Road accident illustrates plethora of social problems
At first sight, this looks like an improbable chain of events that ended in tragedy, such as could happen anywhere in the world. However, the details expose what many Bulgarians would see as a typically Bulgarian mixture of stupidity, negligence, poverty and criminal indifference that has come to characterise life in the EU's newest member state over the past few years.
At around 10 pm on a June evening a young woman was hit by two consecutive cars speeding on the Plovdiv-Sofia motorway. The woman, identified as Dobromira, was walking next to the fast lane of the motorway, in pitch darkness. She was pushing... a pram with her one-year-old son in it. Dobromira was killed instantly, but the baby miraculously was catapulted out of the pram, landed on some grass and was later treated for minor injuries in a Plovdiv hospital.
Neither of the two drivers who had hit the woman bothered to stop. A unrelated vehicle passing by afterwards saw a body on the tarmac, stopped, and called the traffic police.
According to a hypothesis promulgated in the media, Dobromira, from Saedinenie (a town about 20 kilometres north-west of Plovdiv), had been visiting relatives in Asenovgrad. She missed the 7.30 pm bus service from Plovdiv to her native town. She did have money with her because she had just collected the disability pension she was entitled to, owing to severe eyesight problems, but she must have decided to economise on the cab fare and opted to walk instead. She was probably killed on the motorway as she was trying to cross the central barrier. Besides the baby, Dobromira left behind a five-year-old son and a husband.
What the media failed to comment on was how this could have happened in the first place, as the following points illustrate.
Dobromira acted in an extremely irresponsible manner, breaking the traffic laws and jeopardising both her and her baby's life by trying to cross a motorway pushing a pram. Stupidity, irresponsibility and a somewhat characteristic Bulgarian penchant for circumventing the laws "because we know better," sadly, added up to the fatal ending.
The road agency should have taken much better care to prevent potential accidents like this by erecting proper fences and railings along all motorways and high-speed roads in Bulgaria.
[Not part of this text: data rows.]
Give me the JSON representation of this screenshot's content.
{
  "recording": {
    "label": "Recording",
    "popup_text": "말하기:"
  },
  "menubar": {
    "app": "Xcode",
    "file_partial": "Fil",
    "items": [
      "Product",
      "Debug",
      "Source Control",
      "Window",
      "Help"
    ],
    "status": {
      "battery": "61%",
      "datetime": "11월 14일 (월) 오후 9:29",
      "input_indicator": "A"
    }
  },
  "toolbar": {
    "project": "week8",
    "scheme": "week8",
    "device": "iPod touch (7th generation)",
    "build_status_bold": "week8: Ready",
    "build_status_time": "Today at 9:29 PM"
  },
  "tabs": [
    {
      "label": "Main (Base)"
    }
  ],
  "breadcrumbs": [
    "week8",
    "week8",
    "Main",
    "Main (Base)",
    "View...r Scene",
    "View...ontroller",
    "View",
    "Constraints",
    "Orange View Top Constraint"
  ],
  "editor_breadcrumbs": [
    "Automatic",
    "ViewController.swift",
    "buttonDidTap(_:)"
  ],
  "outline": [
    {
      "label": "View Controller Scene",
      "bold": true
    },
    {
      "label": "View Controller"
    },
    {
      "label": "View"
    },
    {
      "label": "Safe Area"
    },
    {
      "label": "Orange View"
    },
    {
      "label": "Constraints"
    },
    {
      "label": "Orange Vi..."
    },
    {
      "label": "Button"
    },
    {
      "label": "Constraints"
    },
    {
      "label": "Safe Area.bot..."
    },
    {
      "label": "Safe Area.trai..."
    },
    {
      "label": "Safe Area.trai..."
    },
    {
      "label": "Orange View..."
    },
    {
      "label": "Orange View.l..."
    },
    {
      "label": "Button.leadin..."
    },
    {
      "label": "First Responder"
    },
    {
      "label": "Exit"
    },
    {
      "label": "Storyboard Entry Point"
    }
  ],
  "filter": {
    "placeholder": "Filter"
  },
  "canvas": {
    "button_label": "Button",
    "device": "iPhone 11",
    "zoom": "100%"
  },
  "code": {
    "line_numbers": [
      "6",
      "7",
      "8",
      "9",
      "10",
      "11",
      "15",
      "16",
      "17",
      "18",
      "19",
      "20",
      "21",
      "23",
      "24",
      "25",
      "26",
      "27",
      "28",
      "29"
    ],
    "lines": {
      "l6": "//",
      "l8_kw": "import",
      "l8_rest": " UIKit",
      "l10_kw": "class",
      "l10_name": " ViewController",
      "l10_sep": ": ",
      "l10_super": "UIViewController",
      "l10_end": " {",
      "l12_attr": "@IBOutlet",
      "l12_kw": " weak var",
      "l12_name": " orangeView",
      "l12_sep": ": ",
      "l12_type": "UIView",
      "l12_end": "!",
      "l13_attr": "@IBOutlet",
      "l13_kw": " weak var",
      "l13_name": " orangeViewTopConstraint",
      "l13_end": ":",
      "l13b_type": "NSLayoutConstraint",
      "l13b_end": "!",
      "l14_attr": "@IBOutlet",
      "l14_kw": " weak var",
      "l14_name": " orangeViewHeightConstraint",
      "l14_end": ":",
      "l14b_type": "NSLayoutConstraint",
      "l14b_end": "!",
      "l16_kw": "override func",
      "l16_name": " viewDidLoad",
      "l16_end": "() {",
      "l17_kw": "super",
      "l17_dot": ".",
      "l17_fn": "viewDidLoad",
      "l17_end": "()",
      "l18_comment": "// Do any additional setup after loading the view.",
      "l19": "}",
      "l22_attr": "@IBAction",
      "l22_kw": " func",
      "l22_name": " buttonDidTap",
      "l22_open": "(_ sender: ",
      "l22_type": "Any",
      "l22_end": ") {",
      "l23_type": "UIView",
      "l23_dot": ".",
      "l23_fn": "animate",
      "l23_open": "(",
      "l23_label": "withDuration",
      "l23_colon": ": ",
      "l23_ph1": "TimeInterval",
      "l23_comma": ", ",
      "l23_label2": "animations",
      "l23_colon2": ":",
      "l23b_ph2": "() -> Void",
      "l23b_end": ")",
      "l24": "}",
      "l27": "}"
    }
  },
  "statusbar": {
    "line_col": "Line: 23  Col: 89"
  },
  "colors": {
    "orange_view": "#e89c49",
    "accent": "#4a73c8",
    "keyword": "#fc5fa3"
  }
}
At the present time, few such barriers exist, and most are substandard.
Even though the Boyko Borisov government is very proud of having inaugurated new stretches of motorway, few of these are built to international standards. One very obvious deficiency is the lack of any lighting at junctions, roundabouts and exits. In this respect Bulgaria is unique in Europe, where even roads in relatively remote areas would have proper lighting installed, at least on the outskirts of towns. The road into Sofia, by contrast, is a nightmare experience in the dark, especially if you are coming from Plovdiv.
Poverty. Few citizens of other EU states would decide to economise on a cab ride and walk 20-plus kilometres instead, pushing a baby pram.
Criminal indifference. The hit-and-run drivers who killed Dobromira must have realised that she was clearly breaking the law. Notwithstanding their shock, they should have stopped and tried to help.
Gloating media. As usual, the media indulged in all the gory details, rather than focusing, analysing and commenting on the issues listed above. Could the tragedy have been prevented? Unfortunately, this road accident illustrated how intertwined things in Bulgaria are and how easy it is disrupt their precarious balance. It would not be far-fetched to presume that the situation is the same in the media, in politics, in the fight against organised crime and so on and so forth. One step in the wrong direction and all the deficiencies of the Bulgarian system may make themselves felt ‒ and with very severe consequences.